# Emilio files his tax return

Posted by David Gobeil on

For 2020, Emilio is self-employed, and he expects that his business income will be \$82,000. His marginal tax rate (MTR) is 38%. The federal conversion rate for the CPP contribution tax credit was 15%. He lived in a province with a conversion rate for the CPP contribution tax credit of 9.8%.

Emilio will have to pay base CPP contributions of \$5,464.80, calculated as:

•  (((the lesser of (contributory earnings and YMPE)) - YBE) × employee and employer’s contribution rates for base CPP); or
• (((the lesser of (\$82,000 and \$58,700)) - \$3,500) × (95% + 4.95%)).

Emilio will have to pay first additional CPP contribution of \$331.20, calculated as:

•  (((the lesser of (contributory earnings and YMPE)) - YBE) × combined employee and employer’s contribution rates); or
• (((the lesser of (\$82,000 and \$58,700)) - \$3,500) × (0.3%+ 3%)).

Emilio will have to pay base and first additional CPP contributions of \$5,796.00, calculated as:

•  (base CPP contributions of \$5,464.80 + first additional CPP contribution of \$331.20).

Emilio can claim a CPP contribution tax credit on the employee’s base CPP contributions of \$677.64, calculated as:

• (employee’s contribution × (federal + provincial conversion rates)); or
• ((\$5,464.80 ÷ 2) × (15% + 8%)).

Emilio can claim a personal income tax deduction for the employee’s first additional CPP contributions that results in an income tax reduction of \$62.93, calculated as:

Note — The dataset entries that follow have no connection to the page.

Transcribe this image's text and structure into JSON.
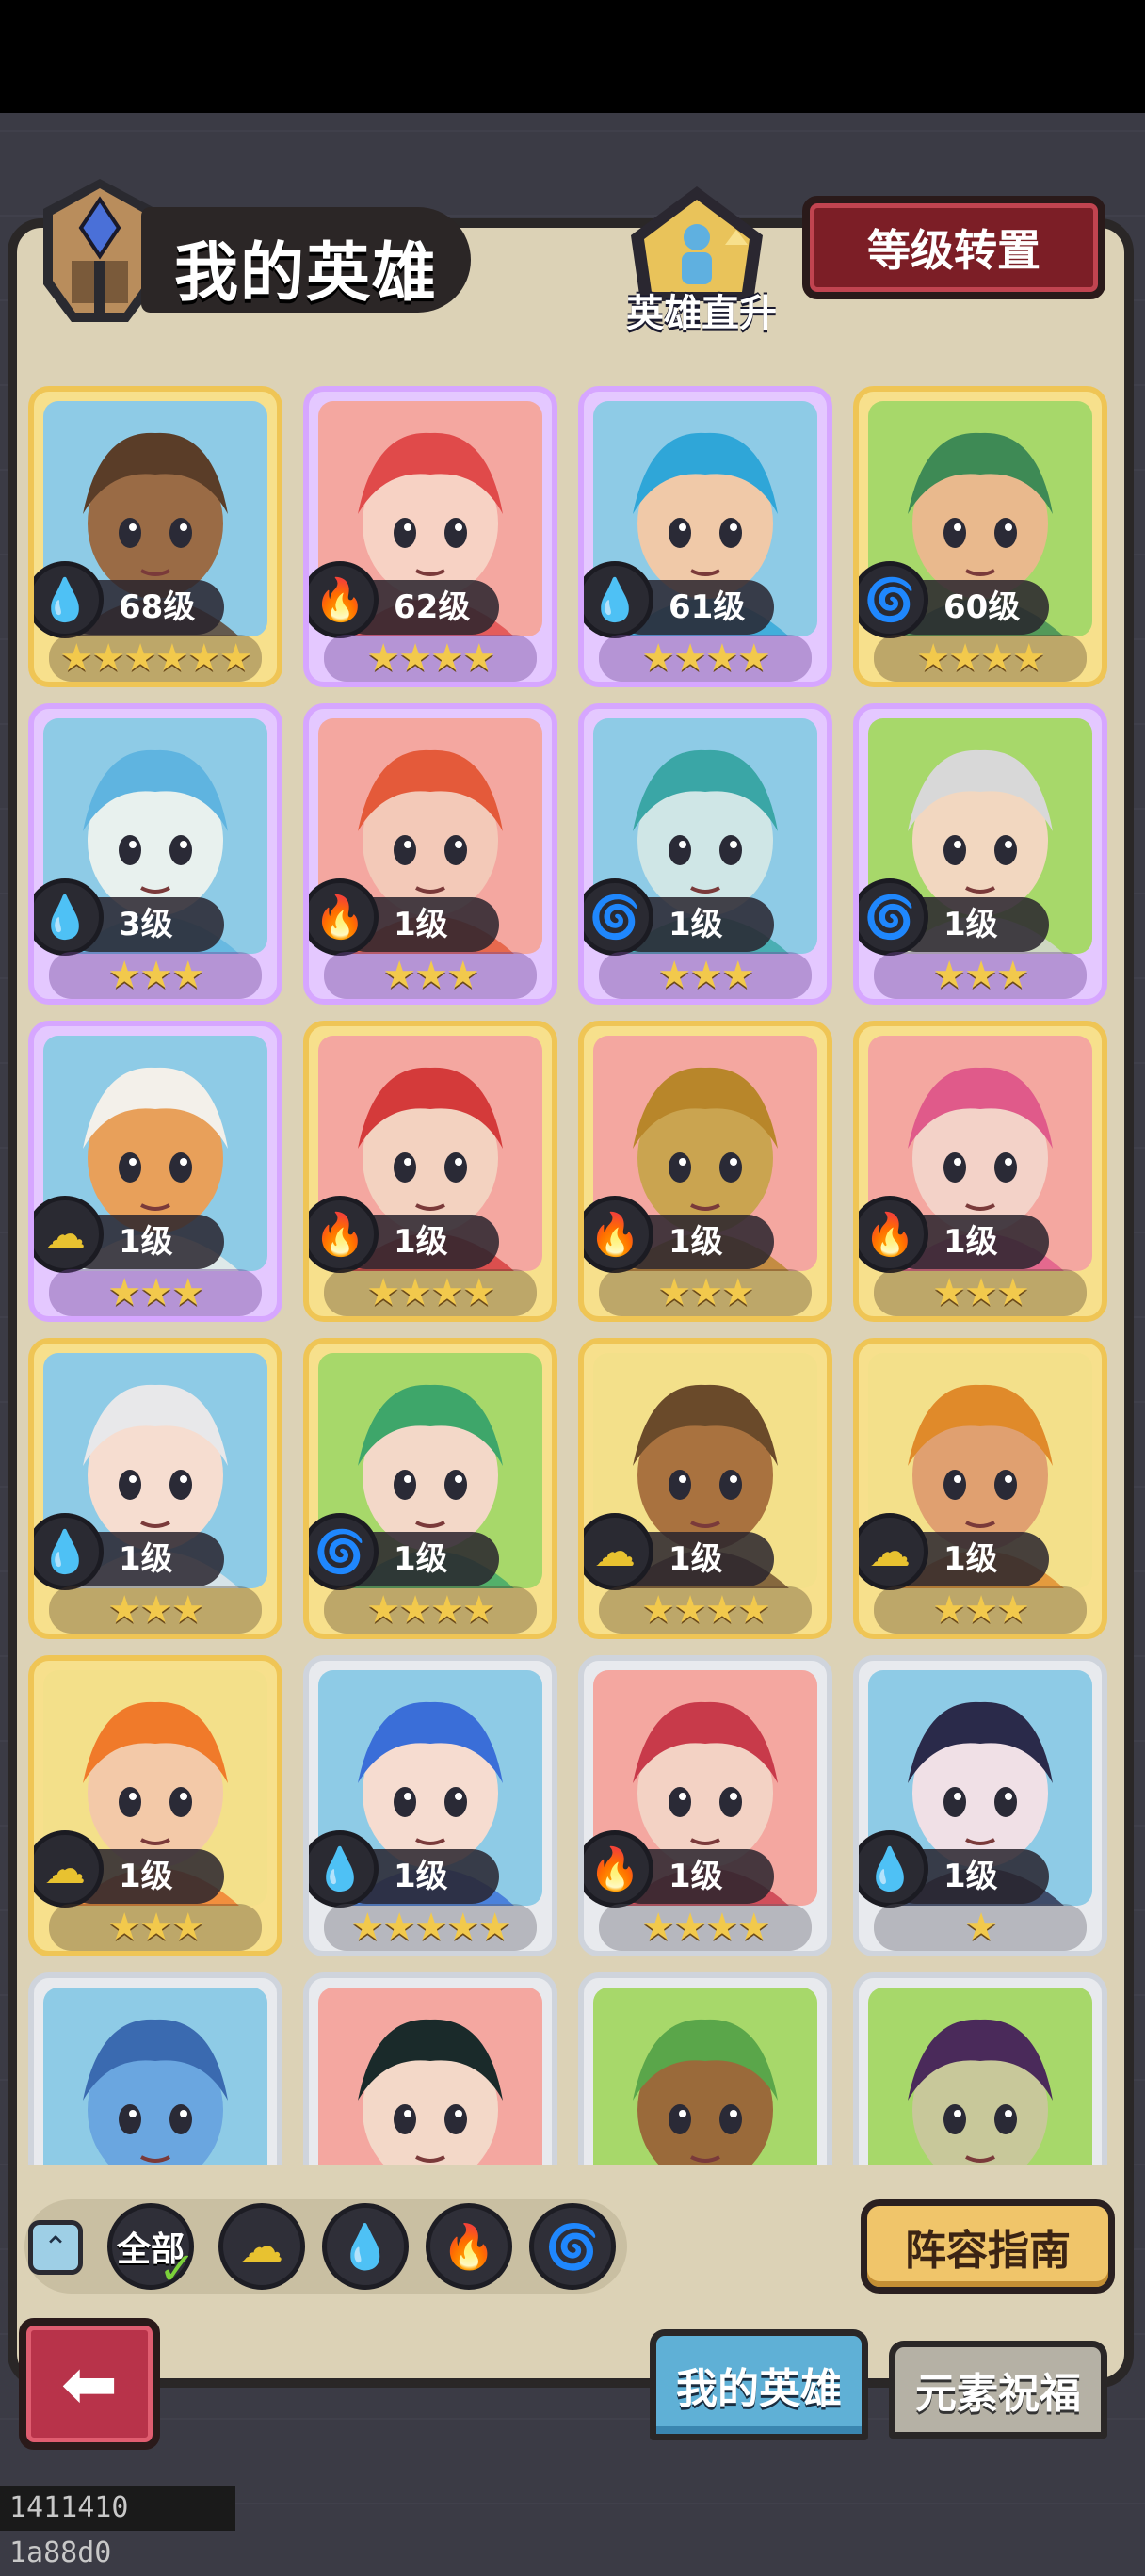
{
  "header": {
    "title": "我的英雄",
    "promote_label": "英雄直升",
    "level_transfer_label": "等级转置"
  },
  "colors": {
    "water": "#2f8fd8",
    "fire": "#e0504a",
    "wind": "#57b83a",
    "earth": "#e8c230",
    "gold_frame": "#efc555",
    "purple_frame": "#d6a6ff",
    "silver_frame": "#cfd4dc"
  },
  "heroes": [
    {
      "level": "68级",
      "stars": "★★★★★★",
      "element": "water",
      "frame": "gold",
      "skin": "#9a6b45",
      "hair": "#5a3d28",
      "bg": "#8ecbe6"
    },
    {
      "level": "62级",
      "stars": "★★★★",
      "element": "fire",
      "frame": "purple",
      "skin": "#f7d2c4",
      "hair": "#e04a4a",
      "bg": "#f4a7a0"
    },
    {
      "level": "61级",
      "stars": "★★★★",
      "element": "water",
      "frame": "purple",
      "skin": "#f0c9a8",
      "hair": "#2fa6d8",
      "bg": "#8ecbe6"
    },
    {
      "level": "60级",
      "stars": "★★★★",
      "element": "wind",
      "frame": "gold",
      "skin": "#e9b98d",
      "hair": "#3e8a55",
      "bg": "#a7d86a"
    },
    {
      "level": "3级",
      "stars": "★★★",
      "element": "water",
      "frame": "purple",
      "skin": "#e8f1ee",
      "hair": "#5fb4e0",
      "bg": "#8ecbe6"
    },
    {
      "level": "1级",
      "stars": "★★★",
      "element": "fire",
      "frame": "purple",
      "skin": "#f3c9b8",
      "hair": "#e45a3a",
      "bg": "#f4a7a0"
    },
    {
      "level": "1级",
      "stars": "★★★",
      "element": "wind",
      "frame": "purple",
      "skin": "#cfe6e6",
      "hair": "#3aa6a6",
      "bg": "#8ecbe6"
    },
    {
      "level": "1级",
      "stars": "★★★",
      "element": "wind",
      "frame": "purple",
      "skin": "#f2d7c0",
      "hair": "#d8d8d8",
      "bg": "#a7d86a"
    },
    {
      "level": "1级",
      "stars": "★★★",
      "element": "earth",
      "frame": "purple",
      "skin": "#e8a05a",
      "hair": "#f3f0ea",
      "bg": "#8ecbe6"
    },
    {
      "level": "1级",
      "stars": "★★★★",
      "element": "fire",
      "frame": "gold",
      "skin": "#f3d2c0",
      "hair": "#d43a3a",
      "bg": "#f4a7a0"
    },
    {
      "level": "1级",
      "stars": "★★★",
      "element": "fire",
      "frame": "gold",
      "skin": "#caa450",
      "hair": "#b8862a",
      "bg": "#f4a7a0"
    },
    {
      "level": "1级",
      "stars": "★★★",
      "element": "fire",
      "frame": "gold",
      "skin": "#f3d2c8",
      "hair": "#e05a8a",
      "bg": "#f4a7a0"
    },
    {
      "level": "1级",
      "stars": "★★★",
      "element": "water",
      "frame": "gold",
      "skin": "#f6ddd0",
      "hair": "#e8e8ea",
      "bg": "#8ecbe6"
    },
    {
      "level": "1级",
      "stars": "★★★★",
      "element": "wind",
      "frame": "gold",
      "skin": "#f3d8c8",
      "hair": "#3ea66a",
      "bg": "#a7d86a"
    },
    {
      "level": "1级",
      "stars": "★★★★",
      "element": "earth",
      "frame": "gold",
      "skin": "#a9723f",
      "hair": "#6a4a2a",
      "bg": "#f3e08a"
    },
    {
      "level": "1级",
      "stars": "★★★",
      "element": "earth",
      "frame": "gold",
      "skin": "#e0a070",
      "hair": "#e08a2a",
      "bg": "#f3e08a"
    },
    {
      "level": "1级",
      "stars": "★★★",
      "element": "earth",
      "frame": "gold",
      "skin": "#f3c9a8",
      "hair": "#f07a2a",
      "bg": "#f3e08a"
    },
    {
      "level": "1级",
      "stars": "★★★★★",
      "element": "water",
      "frame": "silver",
      "skin": "#f6dcd0",
      "hair": "#3a6ed8",
      "bg": "#8ecbe6"
    },
    {
      "level": "1级",
      "stars": "★★★★",
      "element": "fire",
      "frame": "silver",
      "skin": "#f3d2c4",
      "hair": "#c83a4a",
      "bg": "#f4a7a0"
    },
    {
      "level": "1级",
      "stars": "★",
      "element": "water",
      "frame": "silver",
      "skin": "#f0e0e6",
      "hair": "#2a2a4a",
      "bg": "#8ecbe6"
    },
    {
      "level": "",
      "stars": "",
      "element": "",
      "frame": "silver",
      "skin": "#6aa6e0",
      "hair": "#3a6ab0",
      "bg": "#8ecbe6"
    },
    {
      "level": "",
      "stars": "",
      "element": "",
      "frame": "silver",
      "skin": "#f3d8c8",
      "hair": "#1a2a2a",
      "bg": "#f4a7a0"
    },
    {
      "level": "",
      "stars": "",
      "element": "",
      "frame": "silver",
      "skin": "#9a6a3a",
      "hair": "#5aa64a",
      "bg": "#a7d86a"
    },
    {
      "level": "",
      "stars": "",
      "element": "",
      "frame": "silver",
      "skin": "#c8c89a",
      "hair": "#4a2a5a",
      "bg": "#a7d86a"
    }
  ],
  "filter": {
    "all_label": "全部",
    "elements": [
      "earth",
      "water",
      "fire",
      "wind"
    ]
  },
  "guide_label": "阵容指南",
  "tabs": {
    "my_heroes": "我的英雄",
    "element_blessing": "元素祝福"
  },
  "footer_id": "1411410 1a88d0"
}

• (employee’s contribution × MTR); or
• ((\$331.20 ÷ 2) × 38%).

Emilio will also receive a business deduction on the employer’s portion, which provides a tax reduction of \$1,101.24, calculated as:

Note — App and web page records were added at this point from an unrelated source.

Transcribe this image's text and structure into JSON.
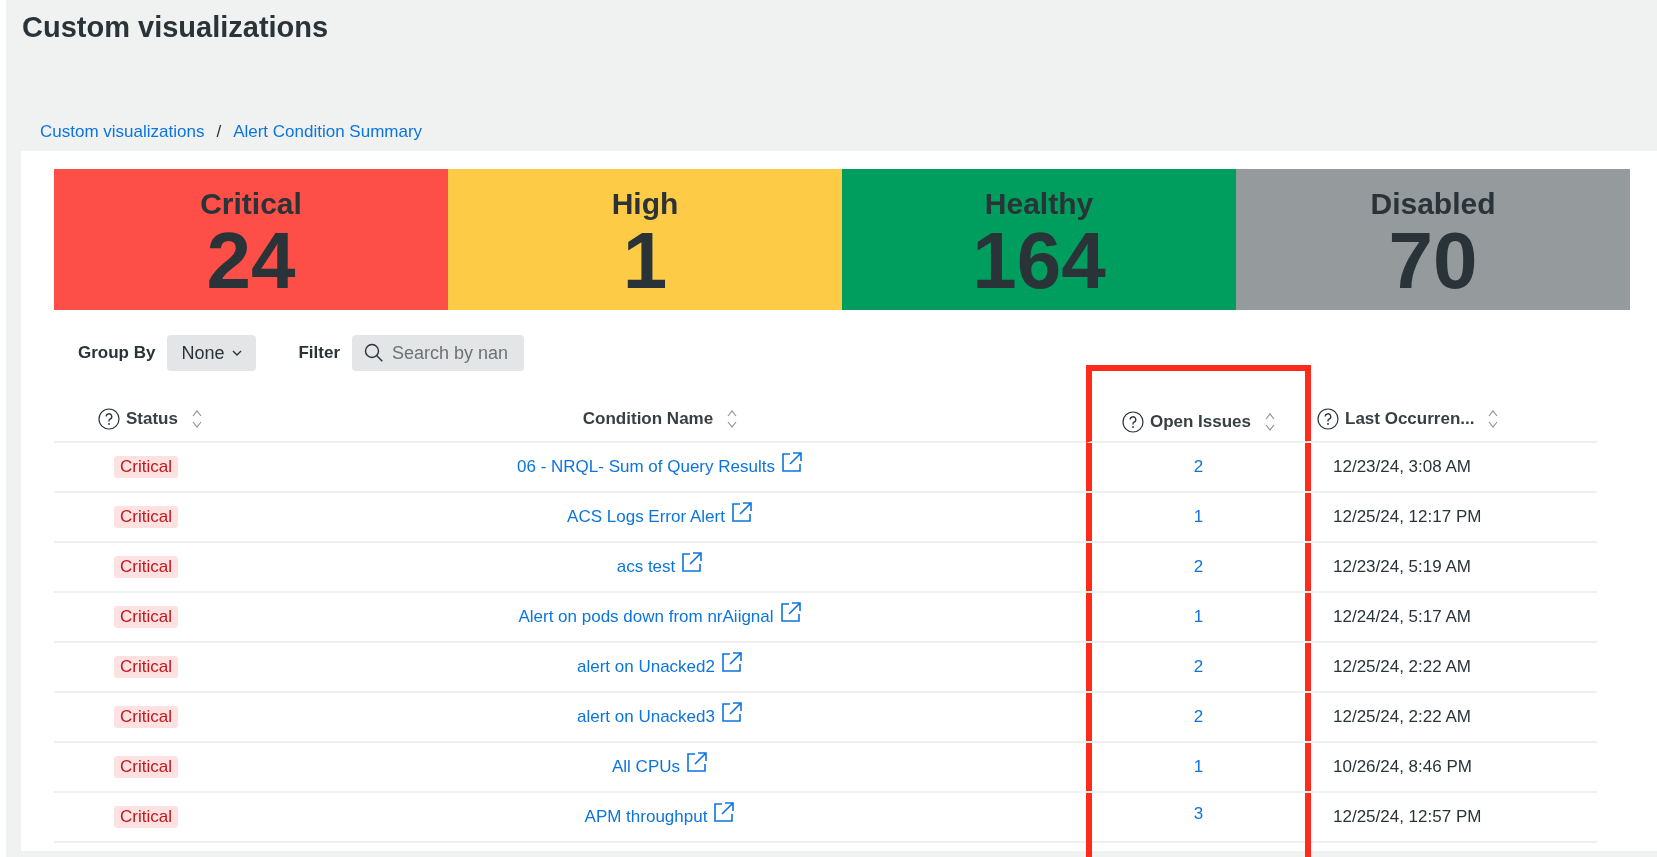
{
  "page_title": "Custom visualizations",
  "breadcrumbs": [
    "Custom visualizations",
    "Alert Condition Summary"
  ],
  "breadcrumb_separator": "/",
  "tiles": [
    {
      "label": "Critical",
      "count": "24",
      "color": "#fd4f47"
    },
    {
      "label": "High",
      "count": "1",
      "color": "#fdcb45"
    },
    {
      "label": "Healthy",
      "count": "164",
      "color": "#009e5e"
    },
    {
      "label": "Disabled",
      "count": "70",
      "color": "#959a9c"
    }
  ],
  "controls": {
    "group_by_label": "Group By",
    "group_by_value": "None",
    "filter_label": "Filter",
    "search_placeholder": "Search by nan"
  },
  "table": {
    "columns": [
      {
        "label": "Status",
        "help": true,
        "sortable": true,
        "highlighted": false
      },
      {
        "label": "Condition Name",
        "help": false,
        "sortable": true,
        "highlighted": false
      },
      {
        "label": "Open Issues",
        "help": true,
        "sortable": true,
        "highlighted": true
      },
      {
        "label": "Last Occurren...",
        "help": true,
        "sortable": true,
        "highlighted": false
      }
    ],
    "rows": [
      {
        "status": "Critical",
        "name": "06 - NRQL- Sum of Query Results",
        "open_issues": "2",
        "last_occurrence": "12/23/24, 3:08 AM"
      },
      {
        "status": "Critical",
        "name": "ACS Logs Error Alert",
        "open_issues": "1",
        "last_occurrence": "12/25/24, 12:17 PM"
      },
      {
        "status": "Critical",
        "name": "acs test",
        "open_issues": "2",
        "last_occurrence": "12/23/24, 5:19 AM"
      },
      {
        "status": "Critical",
        "name": "Alert on pods down from nrAiignal",
        "open_issues": "1",
        "last_occurrence": "12/24/24, 5:17 AM"
      },
      {
        "status": "Critical",
        "name": "alert on Unacked2",
        "open_issues": "2",
        "last_occurrence": "12/25/24, 2:22 AM"
      },
      {
        "status": "Critical",
        "name": "alert on Unacked3",
        "open_issues": "2",
        "last_occurrence": "12/25/24, 2:22 AM"
      },
      {
        "status": "Critical",
        "name": "All CPUs",
        "open_issues": "1",
        "last_occurrence": "10/26/24, 8:46 PM"
      },
      {
        "status": "Critical",
        "name": "APM throughput",
        "open_issues": "3",
        "last_occurrence": "12/25/24, 12:57 PM"
      }
    ]
  }
}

• (employer’s contribution × MTR); or
• ((\$5,796.00 ÷ 2) × 38%).

Emilio’s total tax relief will be \$1,841.81, calculated as:

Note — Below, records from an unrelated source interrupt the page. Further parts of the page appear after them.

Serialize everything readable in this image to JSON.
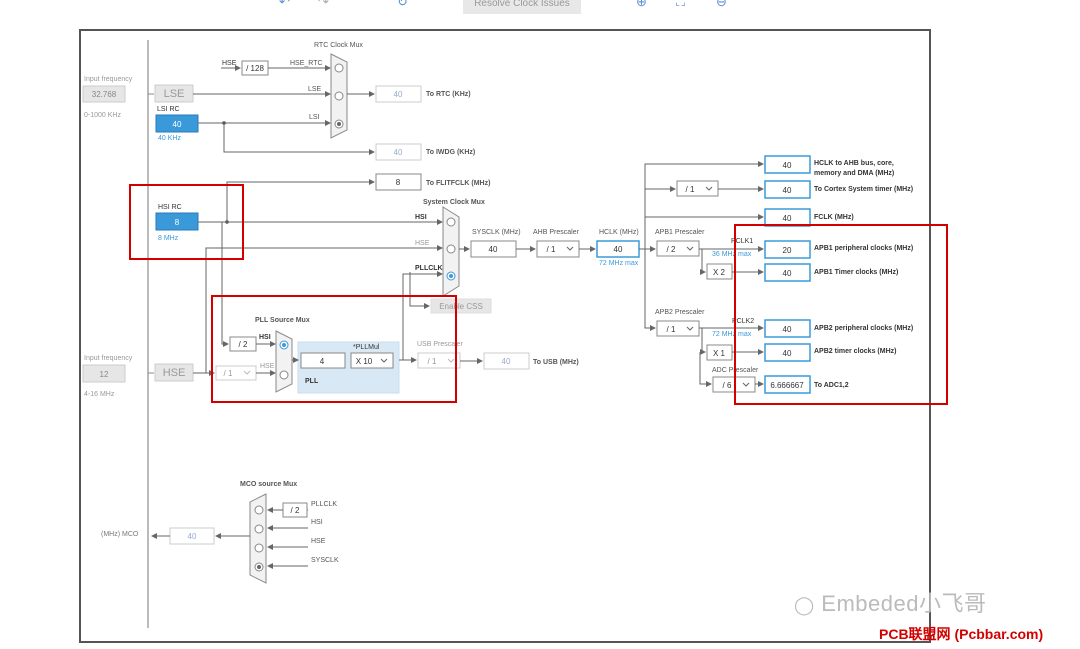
{
  "toolbar": {
    "resolve_label": "Resolve Clock Issues",
    "undo_icon": "undo-icon",
    "redo_icon": "redo-icon",
    "refresh_icon": "refresh-icon",
    "zoom_in_icon": "zoom-in-icon",
    "fit_icon": "fit-icon",
    "zoom_out_icon": "zoom-out-icon"
  },
  "left": {
    "input_freq_label": "Input frequency",
    "lse_freq": "32.768",
    "lse_range": "0-1000 KHz",
    "lse_label": "LSE",
    "lsi_rc_label": "LSI RC",
    "lsi_value": "40",
    "lsi_unit": "40 KHz",
    "hsi_rc_label": "HSI RC",
    "hsi_value": "8",
    "hsi_unit": "8 MHz",
    "hse_input_label": "Input frequency",
    "hse_freq": "12",
    "hse_range": "4-16 MHz",
    "hse_label": "HSE",
    "mco_label": "(MHz) MCO",
    "mco_value": "40"
  },
  "rtc": {
    "title": "RTC Clock Mux",
    "hse_label": "HSE",
    "div128": "/ 128",
    "hse_rtc": "HSE_RTC",
    "lse": "LSE",
    "lsi": "LSI",
    "rtc_value": "40",
    "rtc_out": "To RTC (KHz)",
    "iwdg_value": "40",
    "iwdg_out": "To IWDG (KHz)",
    "flitf_value": "8",
    "flitf_out": "To FLITFCLK (MHz)"
  },
  "sysmux": {
    "title": "System Clock Mux",
    "hsi": "HSI",
    "hse": "HSE",
    "pllclk": "PLLCLK",
    "enable_css": "Enable CSS"
  },
  "sysclk": {
    "label": "SYSCLK (MHz)",
    "value": "40",
    "ahb_label": "AHB Prescaler",
    "ahb_value": "/ 1",
    "hclk_label": "HCLK (MHz)",
    "hclk_value": "40",
    "hclk_max": "72 MHz max"
  },
  "pll": {
    "src_title": "PLL Source Mux",
    "div2": "/ 2",
    "hsi": "HSI",
    "hse": "HSE",
    "hse_div": "/ 1",
    "pll_in": "4",
    "pllmul_label": "*PLLMul",
    "pllmul_value": "X 10",
    "pll_label": "PLL",
    "usb_label": "USB Prescaler",
    "usb_div": "/ 1",
    "usb_value": "40",
    "usb_out": "To USB (MHz)"
  },
  "right": {
    "ahb_value": "40",
    "ahb_out_1": "HCLK to AHB bus, core,",
    "ahb_out_2": "memory and DMA (MHz)",
    "cortex_div": "/ 1",
    "cortex_value": "40",
    "cortex_out": "To Cortex System timer (MHz)",
    "fclk_value": "40",
    "fclk_out": "FCLK (MHz)",
    "apb1_label": "APB1 Prescaler",
    "apb1_div": "/ 2",
    "pclk1": "PCLK1",
    "apb1_max": "36 MHz max",
    "apb1_per_value": "20",
    "apb1_per_out": "APB1 peripheral clocks (MHz)",
    "apb1_x2": "X 2",
    "apb1_tim_value": "40",
    "apb1_tim_out": "APB1 Timer clocks (MHz)",
    "apb2_label": "APB2 Prescaler",
    "apb2_div": "/ 1",
    "pclk2": "PCLK2",
    "apb2_max": "72 MHz max",
    "apb2_per_value": "40",
    "apb2_per_out": "APB2 peripheral clocks (MHz)",
    "apb2_x1": "X 1",
    "apb2_tim_value": "40",
    "apb2_tim_out": "APB2 timer clocks (MHz)",
    "adc_label": "ADC Prescaler",
    "adc_div": "/ 6",
    "adc_value": "6.666667",
    "adc_out": "To ADC1,2"
  },
  "mco": {
    "title": "MCO source Mux",
    "div2": "/ 2",
    "pllclk": "PLLCLK",
    "hsi": "HSI",
    "hse": "HSE",
    "sysclk": "SYSCLK"
  },
  "watermark": {
    "brand": "Embeded小飞哥",
    "site": "PCB联盟网 (Pcbbar.com)"
  },
  "colors": {
    "blue": "#3a9ad9",
    "box_border": "#3a9ad9",
    "red": "#d40000",
    "line": "#666666"
  }
}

• (tax credit + personal tax reduction + business tax reduction); or
• (\$677.64 + \$62.93 + \$1,101.24).